Gender equality in the Middle East and North Africa labor market has been a struggle for years, and Palestine in particular has seen some of the lowest rates of women’s participation in the region. While the overall youth unemployment rate is high, pointing to challenges affecting both young men and women, only 19.3 percent of women were employed in 2016. Traditional ideas of gender persist, as do the barriers they create. One simple but effective way to work towards gender equality is by bringing people together to discuss it.

While a significant amount of systematic change needs to take place to allow youth, and especially women, more opportunities for employment, IYF and its local partner, The Center for Youth Economic Empowerment (CYEE), are taking the first step to achieve the UN Sustainable Development Goal of gender equality, in Palestine. Through a three-year life skills and technical training initiative, IYF and CYEE are working closely with nine community-based organizations and vocational training centers to strengthen their capacity to implement positive youth development programming and deliver workshops on gender to young men and women plus private sector employers.

These workshops have two goals:

  1. Expose Palestinian youth to successful women-led enterprises and organizations
  2. Facilitate open discussion among youth, community leaders, and company representatives around gender-related issues, such as women being unable to stay out past dark or travel far from home to their places of employment

More than 70 students of varying technical specialties, as well as representatives from three large companies in Jericho attended the most recent gender workshop, in early February. Sami Sehwiel, General Manager of the Planning Unit at the Ministry of Women’s Affairs and an activist for women’s rights in the country, shared his thoughts around gender concepts, current perceptions of a woman’s role in Palestinian society, women’s participation in vocational education, and opportunities for Palestinian women to contribute to the labor market.

Ahmad Khalab, 20 years old and from Hebron, explained to us that this was the first time he has ever been included in a conversation around gender.
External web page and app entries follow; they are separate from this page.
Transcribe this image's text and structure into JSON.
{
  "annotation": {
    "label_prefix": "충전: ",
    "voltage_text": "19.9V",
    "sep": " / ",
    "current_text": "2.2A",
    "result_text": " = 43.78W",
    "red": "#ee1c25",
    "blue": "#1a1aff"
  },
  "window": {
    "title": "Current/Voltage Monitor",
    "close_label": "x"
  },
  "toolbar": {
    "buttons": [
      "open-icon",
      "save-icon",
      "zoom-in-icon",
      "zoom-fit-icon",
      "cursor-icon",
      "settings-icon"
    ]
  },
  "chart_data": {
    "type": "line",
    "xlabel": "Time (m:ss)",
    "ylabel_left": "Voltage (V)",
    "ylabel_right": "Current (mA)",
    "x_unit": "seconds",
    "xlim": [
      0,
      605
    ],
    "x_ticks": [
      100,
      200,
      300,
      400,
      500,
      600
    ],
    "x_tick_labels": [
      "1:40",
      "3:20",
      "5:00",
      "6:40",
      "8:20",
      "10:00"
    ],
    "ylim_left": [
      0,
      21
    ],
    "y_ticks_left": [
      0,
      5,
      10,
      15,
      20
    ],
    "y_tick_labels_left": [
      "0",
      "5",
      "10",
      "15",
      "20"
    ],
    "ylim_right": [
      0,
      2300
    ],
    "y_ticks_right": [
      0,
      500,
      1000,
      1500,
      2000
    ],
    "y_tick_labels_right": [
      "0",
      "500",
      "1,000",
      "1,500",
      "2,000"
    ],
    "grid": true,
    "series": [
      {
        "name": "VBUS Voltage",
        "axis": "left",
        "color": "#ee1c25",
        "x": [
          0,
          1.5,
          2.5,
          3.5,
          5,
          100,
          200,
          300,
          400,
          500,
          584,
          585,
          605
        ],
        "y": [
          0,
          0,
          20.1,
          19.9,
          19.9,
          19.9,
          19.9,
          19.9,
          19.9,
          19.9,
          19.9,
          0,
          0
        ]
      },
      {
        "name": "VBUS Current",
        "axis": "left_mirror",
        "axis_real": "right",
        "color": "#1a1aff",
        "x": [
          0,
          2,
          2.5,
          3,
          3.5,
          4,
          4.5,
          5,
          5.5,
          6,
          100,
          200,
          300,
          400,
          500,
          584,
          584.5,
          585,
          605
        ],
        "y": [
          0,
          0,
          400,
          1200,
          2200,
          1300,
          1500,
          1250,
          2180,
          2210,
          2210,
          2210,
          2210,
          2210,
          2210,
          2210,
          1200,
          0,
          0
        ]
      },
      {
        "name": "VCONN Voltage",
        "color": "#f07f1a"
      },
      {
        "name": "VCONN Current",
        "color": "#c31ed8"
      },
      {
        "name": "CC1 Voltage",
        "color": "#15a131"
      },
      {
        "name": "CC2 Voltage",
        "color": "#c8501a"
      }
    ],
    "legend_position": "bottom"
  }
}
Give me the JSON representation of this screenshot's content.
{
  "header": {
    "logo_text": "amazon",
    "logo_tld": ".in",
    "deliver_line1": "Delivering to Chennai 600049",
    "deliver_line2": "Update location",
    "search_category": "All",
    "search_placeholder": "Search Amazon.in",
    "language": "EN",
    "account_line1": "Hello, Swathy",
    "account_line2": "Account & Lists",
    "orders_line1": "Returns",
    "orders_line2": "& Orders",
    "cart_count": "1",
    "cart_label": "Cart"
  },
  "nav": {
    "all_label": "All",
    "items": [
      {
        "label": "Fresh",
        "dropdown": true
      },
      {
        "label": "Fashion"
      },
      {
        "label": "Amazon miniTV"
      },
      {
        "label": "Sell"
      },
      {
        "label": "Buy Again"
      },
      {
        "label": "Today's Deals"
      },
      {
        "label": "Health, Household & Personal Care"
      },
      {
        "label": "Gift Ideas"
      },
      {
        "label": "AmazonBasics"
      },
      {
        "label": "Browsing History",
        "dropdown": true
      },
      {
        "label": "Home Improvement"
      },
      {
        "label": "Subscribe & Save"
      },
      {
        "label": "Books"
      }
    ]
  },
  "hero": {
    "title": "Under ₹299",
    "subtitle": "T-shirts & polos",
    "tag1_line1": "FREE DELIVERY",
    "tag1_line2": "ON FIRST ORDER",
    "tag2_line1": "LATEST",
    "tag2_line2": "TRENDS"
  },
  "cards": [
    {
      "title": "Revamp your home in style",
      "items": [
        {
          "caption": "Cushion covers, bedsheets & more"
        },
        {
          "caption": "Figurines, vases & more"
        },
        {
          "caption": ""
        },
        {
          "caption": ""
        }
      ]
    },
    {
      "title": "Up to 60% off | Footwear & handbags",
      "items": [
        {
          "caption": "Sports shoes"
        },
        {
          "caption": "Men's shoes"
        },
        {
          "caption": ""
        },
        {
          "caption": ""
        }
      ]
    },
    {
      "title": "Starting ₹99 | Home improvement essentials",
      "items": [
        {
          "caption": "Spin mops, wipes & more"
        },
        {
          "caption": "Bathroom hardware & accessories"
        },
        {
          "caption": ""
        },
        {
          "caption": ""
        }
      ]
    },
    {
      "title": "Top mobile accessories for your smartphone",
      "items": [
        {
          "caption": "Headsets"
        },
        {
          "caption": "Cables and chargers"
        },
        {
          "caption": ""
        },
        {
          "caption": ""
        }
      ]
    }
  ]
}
Ahmad said that he used to view women as only taking care of their families. “After the workshop, I became convinced that women should have equal opportunities and be able to decide for themselves what they want to do,” says Ahmad. “Because of the critical situation in Palestine, many women have become the breadwinners for their families, which has made me believe that we should change our old ways of thinking around the role of women.”

Walaa Magharseh, a 25-year-old graphic design student, agrees. In addition to the youth and community awareness being raised through these workshops and programming, she believes parents and employers need to be involved to make real change happen. The community and employers must be engaged in this ongoing conversation.

The first step in the process towards gender equality is to explore societal norms, but we must also work to bridge the gap for these young and hopeful graduates between their education and the workforce. Our world’s young people are agents of change. They are open and ready to tackle these challenges, but their communities must be ready to support them, and employers must also be prepared to absorb these young men and women and foster their careers equally.

Nina Minadakis is Program Coordinator, Middle East & North Africa.